Non-meat sources of protein

Whether you are vegan, vegetarian, or just wanting to cut down on the amount of saturated fats from eating meat, non-meat substitutes for protein are plentiful. Not just for body builders and bulkers, protein is an essential part of our diet, especially when it comes to fitness and improvement. When we exercise, we are effectively breaking our muscle fibres apart which then require repairs by the body. Protein is the crux of these repairs, plus the maintenance and growth of muscle.

A higher protein consumption as part of a balanced diet is proven to give us stronger and longer-lasting sensations of fullness. This stops us snacking on instantly satisfying but ultimately ineffective junk foods such as crisps and chocolate bars. As a personal trainer, I often give nutritional advice to my clients. When we think about protein, most of us are programmed to think about meat, but I want to share seven of the best non-meat proteins that will keep you full and fuel your day.

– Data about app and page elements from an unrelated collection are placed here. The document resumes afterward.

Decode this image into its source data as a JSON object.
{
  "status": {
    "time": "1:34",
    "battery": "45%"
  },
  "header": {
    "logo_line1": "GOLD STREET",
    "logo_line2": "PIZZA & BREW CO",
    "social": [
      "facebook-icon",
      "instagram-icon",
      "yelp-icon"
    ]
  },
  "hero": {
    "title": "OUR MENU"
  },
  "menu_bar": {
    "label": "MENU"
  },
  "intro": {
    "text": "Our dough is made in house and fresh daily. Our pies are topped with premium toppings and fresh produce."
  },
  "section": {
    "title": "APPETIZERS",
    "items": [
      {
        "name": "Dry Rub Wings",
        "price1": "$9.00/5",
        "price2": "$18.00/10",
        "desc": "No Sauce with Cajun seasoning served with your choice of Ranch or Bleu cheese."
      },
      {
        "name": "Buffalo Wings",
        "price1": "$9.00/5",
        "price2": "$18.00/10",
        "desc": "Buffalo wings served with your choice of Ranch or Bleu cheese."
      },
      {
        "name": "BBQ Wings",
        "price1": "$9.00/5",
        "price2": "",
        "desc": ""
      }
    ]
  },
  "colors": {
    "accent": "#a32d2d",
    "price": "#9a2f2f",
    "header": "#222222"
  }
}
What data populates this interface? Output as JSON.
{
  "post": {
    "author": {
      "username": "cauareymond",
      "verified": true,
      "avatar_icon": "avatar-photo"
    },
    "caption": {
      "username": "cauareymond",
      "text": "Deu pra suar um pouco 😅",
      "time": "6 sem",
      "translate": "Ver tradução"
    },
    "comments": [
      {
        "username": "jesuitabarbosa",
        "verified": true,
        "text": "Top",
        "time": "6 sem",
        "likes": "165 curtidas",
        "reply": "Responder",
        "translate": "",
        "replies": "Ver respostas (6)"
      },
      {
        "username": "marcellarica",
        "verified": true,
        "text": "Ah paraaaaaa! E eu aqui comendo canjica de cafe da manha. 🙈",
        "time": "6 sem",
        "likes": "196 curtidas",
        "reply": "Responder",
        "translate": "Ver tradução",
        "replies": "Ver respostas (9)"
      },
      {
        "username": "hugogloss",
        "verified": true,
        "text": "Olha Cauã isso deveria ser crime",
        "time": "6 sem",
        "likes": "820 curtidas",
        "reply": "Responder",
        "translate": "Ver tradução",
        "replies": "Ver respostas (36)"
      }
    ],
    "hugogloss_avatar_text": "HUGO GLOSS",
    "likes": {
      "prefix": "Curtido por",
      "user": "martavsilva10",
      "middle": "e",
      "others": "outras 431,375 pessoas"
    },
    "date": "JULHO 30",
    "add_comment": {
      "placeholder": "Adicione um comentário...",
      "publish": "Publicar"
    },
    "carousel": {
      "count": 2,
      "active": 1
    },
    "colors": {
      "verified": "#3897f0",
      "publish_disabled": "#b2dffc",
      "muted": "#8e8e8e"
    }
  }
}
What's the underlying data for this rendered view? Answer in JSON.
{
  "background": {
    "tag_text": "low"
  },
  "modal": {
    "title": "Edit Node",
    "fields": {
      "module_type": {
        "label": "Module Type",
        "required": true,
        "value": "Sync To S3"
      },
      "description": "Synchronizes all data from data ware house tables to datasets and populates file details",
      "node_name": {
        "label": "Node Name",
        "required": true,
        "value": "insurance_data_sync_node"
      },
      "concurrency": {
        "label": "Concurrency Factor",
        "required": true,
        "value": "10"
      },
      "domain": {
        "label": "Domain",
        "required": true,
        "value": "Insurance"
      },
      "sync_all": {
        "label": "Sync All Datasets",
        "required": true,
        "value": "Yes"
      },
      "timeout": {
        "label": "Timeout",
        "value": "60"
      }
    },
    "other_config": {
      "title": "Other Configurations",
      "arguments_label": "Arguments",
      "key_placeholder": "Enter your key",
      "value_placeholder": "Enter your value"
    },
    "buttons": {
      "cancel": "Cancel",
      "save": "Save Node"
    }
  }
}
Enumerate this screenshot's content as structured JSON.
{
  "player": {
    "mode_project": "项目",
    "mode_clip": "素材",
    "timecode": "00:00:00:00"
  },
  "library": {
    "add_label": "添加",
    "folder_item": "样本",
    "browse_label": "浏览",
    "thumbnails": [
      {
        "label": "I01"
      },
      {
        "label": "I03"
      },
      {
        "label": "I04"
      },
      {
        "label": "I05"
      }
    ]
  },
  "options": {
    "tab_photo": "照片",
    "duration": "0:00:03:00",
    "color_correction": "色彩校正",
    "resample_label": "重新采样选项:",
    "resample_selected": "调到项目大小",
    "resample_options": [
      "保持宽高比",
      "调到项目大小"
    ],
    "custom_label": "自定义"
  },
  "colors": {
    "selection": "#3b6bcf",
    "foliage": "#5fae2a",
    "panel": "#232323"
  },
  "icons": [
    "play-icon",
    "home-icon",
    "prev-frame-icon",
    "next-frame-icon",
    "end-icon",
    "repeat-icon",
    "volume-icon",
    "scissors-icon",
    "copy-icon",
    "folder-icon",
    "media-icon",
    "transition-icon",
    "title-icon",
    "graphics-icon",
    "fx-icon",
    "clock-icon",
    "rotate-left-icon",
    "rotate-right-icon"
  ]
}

Go Nuts for Nuts (and Seeds!)

Naturally packed with well-balanced protein, fibre, and fat, nuts are a perfect snack for at your desk or on-the-go. Similarly seeds like pumpkin, chai, and sunflower are an easy way to pack protein while you’re out and about. Some people will steer clear of nuts because of their relatively high fat content. However, their composition of unsaturated fats are not only essential in our diet, but also help to lower levels of “bad” cholesterol (Low Density Lipoproteins) that in excess cause heart disease.

Each nut comes with its own body-boosting credentials. Almonds, for example are calcium and vitamin E rich improving skin appearance and bone-strengthening; Brazil nuts are a good source of the mineral selenium, ideal for people with low thyroid function; Cashews contribute iron, zinc and magnesium and have a particularly high level of protein.

An Eggcellent Source of Protein

They are a fantastic recovery food after a full workout or exercise class. They don’t need to be eaten raw or taken on 6 at a time. One medium egg contains around 6g of protein in a form that the body can easily digest. Eggs are considered a high-quality protein which means that as well as being highly digestible, they contain all the essential amino acids that your body requires to repair muscles and maintain muscle mass.

An omelette is a great way to get your protein count up.

Dear Dairy – Milk, Cheese, and Yogurt